• _EXERCISE AIM_
Examine each line of the data, and copy the ones containing "structured".
= = = = =
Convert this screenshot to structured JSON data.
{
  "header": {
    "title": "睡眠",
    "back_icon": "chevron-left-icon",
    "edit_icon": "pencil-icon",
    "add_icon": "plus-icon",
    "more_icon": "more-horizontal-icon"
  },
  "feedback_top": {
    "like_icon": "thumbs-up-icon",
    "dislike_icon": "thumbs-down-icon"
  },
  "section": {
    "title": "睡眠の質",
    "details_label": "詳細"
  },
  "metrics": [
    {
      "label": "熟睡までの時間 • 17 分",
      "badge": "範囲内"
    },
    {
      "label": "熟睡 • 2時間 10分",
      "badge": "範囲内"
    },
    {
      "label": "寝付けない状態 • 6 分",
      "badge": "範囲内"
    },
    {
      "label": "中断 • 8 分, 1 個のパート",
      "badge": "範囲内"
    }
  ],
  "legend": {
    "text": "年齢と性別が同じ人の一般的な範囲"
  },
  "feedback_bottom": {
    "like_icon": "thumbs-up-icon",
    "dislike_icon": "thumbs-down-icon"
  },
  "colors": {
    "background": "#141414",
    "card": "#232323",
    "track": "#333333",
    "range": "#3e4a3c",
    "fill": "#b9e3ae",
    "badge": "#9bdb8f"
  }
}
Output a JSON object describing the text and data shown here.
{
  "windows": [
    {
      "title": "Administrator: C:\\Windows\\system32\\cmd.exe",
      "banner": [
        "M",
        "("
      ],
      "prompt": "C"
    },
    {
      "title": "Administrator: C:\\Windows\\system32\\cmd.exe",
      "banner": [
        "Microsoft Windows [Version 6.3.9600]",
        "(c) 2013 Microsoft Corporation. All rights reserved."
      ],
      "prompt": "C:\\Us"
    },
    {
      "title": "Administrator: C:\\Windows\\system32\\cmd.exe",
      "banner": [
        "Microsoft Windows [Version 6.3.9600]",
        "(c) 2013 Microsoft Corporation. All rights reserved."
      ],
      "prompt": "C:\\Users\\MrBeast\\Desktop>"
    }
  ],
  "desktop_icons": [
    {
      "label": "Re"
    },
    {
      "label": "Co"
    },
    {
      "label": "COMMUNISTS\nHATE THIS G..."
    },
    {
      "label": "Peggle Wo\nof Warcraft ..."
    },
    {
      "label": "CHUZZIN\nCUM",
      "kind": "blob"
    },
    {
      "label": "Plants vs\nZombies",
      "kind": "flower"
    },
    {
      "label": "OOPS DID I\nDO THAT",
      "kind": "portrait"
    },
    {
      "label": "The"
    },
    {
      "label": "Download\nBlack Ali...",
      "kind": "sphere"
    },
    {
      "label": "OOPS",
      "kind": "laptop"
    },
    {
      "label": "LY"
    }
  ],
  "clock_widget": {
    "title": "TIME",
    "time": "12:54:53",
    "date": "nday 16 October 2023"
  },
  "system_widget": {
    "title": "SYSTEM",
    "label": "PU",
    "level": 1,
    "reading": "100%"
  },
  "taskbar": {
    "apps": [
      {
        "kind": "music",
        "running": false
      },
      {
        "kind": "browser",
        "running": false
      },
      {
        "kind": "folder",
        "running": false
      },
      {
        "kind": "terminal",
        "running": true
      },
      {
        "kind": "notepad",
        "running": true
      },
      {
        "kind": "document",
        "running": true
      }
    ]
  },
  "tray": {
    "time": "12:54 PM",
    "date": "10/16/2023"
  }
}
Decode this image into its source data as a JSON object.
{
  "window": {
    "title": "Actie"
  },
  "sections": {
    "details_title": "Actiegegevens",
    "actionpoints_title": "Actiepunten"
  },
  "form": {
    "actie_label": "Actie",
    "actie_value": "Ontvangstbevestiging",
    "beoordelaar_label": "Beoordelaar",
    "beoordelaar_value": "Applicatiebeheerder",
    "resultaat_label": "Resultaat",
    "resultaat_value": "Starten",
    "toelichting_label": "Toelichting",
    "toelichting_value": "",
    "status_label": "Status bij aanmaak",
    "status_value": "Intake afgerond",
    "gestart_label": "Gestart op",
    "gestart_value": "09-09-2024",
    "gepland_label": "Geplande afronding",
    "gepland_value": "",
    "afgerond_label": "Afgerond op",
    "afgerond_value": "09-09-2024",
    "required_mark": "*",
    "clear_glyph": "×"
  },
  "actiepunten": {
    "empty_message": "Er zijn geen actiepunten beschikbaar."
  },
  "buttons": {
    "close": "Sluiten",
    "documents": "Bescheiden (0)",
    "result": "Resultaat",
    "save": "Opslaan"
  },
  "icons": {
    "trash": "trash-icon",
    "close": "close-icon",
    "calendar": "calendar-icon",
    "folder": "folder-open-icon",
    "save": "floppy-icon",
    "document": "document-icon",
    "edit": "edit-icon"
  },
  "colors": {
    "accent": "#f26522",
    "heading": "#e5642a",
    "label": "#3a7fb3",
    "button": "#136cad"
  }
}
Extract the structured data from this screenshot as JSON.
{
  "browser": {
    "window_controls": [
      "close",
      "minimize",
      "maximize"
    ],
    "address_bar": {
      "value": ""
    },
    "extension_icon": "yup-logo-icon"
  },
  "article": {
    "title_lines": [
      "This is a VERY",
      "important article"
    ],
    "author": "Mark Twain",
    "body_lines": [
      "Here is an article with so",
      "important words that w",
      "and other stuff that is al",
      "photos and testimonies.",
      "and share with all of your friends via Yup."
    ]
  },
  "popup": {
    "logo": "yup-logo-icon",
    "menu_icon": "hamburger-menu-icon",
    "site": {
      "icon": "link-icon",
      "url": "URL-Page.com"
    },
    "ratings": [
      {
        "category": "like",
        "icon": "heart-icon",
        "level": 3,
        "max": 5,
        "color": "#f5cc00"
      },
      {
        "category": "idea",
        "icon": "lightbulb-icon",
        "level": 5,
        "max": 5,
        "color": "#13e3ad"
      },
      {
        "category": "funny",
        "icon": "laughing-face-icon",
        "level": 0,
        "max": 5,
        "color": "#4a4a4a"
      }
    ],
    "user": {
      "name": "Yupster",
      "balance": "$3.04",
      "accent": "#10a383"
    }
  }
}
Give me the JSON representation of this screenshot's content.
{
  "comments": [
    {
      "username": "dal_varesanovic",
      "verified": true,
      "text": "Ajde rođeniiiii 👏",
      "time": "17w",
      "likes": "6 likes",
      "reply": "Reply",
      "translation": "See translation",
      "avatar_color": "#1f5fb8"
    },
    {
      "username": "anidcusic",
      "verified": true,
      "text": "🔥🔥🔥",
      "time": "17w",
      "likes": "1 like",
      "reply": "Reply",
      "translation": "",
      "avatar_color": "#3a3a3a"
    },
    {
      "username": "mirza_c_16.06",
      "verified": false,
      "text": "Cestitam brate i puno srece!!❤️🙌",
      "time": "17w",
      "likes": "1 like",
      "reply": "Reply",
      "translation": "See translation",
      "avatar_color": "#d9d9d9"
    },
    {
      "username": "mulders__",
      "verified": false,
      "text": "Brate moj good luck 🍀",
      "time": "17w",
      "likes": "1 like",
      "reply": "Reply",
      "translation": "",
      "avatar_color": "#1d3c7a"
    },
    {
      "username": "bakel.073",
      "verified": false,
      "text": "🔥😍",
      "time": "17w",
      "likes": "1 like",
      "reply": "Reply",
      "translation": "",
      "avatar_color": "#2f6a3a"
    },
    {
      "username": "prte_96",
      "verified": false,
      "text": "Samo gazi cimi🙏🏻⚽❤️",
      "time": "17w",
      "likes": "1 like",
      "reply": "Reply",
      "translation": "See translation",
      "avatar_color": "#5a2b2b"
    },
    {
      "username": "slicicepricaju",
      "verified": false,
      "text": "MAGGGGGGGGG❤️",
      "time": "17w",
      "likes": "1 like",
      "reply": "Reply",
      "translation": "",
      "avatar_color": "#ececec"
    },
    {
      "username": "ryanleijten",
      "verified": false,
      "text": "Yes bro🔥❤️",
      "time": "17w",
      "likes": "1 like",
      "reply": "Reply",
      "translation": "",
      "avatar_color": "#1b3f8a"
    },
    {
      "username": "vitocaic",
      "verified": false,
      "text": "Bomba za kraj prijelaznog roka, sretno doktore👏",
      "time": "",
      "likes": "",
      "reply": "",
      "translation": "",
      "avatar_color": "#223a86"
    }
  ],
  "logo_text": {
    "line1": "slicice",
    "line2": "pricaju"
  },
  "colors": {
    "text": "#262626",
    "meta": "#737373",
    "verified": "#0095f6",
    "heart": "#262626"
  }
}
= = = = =
• _RESULT BELOW_
Convert this screenshot to structured JSON data.
Extract the structured data from this screenshot as JSON.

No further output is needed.